Search each line below for "module", then return the lines where it appears.

[[ Given entries, beginning ]]

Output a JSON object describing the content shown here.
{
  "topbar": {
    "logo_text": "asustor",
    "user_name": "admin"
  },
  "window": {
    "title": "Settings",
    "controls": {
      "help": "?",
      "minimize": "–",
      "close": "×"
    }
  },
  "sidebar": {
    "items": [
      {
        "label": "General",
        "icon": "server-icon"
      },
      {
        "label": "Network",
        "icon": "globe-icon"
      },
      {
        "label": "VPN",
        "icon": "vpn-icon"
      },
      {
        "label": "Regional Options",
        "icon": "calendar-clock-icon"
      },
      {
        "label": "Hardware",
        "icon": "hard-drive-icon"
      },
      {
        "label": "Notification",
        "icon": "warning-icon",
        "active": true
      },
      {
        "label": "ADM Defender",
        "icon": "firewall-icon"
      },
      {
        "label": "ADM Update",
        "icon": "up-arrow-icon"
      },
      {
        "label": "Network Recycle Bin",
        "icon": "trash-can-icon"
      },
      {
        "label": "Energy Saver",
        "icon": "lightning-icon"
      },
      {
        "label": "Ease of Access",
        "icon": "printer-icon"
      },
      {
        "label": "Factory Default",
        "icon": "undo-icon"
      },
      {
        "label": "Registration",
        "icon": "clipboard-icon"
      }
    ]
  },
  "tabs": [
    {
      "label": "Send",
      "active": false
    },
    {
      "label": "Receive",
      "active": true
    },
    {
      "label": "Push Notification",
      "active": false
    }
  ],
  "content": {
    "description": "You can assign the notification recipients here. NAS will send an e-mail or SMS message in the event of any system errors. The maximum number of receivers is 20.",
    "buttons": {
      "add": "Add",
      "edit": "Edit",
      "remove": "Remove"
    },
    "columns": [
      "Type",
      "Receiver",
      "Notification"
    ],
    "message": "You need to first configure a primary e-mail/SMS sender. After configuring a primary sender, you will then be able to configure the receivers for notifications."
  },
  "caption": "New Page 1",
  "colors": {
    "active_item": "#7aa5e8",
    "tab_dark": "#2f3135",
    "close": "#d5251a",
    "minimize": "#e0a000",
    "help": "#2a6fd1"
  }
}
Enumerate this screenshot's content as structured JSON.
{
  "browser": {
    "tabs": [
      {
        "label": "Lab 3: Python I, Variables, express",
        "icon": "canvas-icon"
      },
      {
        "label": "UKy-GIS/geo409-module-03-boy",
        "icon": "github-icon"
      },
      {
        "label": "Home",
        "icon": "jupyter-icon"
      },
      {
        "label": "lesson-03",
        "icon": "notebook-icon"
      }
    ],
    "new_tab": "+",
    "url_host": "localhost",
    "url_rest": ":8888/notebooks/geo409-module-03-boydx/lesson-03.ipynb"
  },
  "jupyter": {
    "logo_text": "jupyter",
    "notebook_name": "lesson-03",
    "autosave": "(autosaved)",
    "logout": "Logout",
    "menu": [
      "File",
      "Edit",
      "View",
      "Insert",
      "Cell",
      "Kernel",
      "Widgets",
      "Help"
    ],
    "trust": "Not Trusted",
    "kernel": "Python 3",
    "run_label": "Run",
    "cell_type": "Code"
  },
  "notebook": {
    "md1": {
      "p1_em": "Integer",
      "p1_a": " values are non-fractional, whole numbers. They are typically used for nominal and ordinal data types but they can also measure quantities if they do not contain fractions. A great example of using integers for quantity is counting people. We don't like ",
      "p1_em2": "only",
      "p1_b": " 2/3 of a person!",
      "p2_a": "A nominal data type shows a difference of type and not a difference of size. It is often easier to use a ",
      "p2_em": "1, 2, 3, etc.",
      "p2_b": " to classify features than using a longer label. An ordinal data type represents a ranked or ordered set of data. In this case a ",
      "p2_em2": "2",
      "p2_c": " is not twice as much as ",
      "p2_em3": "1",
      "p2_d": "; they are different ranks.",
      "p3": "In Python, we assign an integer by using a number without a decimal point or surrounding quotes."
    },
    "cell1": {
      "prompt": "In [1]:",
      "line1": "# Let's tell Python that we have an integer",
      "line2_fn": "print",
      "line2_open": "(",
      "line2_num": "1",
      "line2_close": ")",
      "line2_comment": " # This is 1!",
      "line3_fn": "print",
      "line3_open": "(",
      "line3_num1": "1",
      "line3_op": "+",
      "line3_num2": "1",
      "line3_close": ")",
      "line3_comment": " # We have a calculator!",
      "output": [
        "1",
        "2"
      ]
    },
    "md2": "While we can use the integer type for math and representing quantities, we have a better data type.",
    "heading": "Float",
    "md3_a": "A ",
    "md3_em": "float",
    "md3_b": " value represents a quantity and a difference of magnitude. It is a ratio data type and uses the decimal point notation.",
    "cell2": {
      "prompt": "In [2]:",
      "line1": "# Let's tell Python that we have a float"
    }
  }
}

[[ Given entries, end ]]

- Task output -
        "label": "UKy-GIS/geo409-module-03-boy",
    "url_rest": ":8888/notebooks/geo409-module-03-boydx/lesson-03.ipynb"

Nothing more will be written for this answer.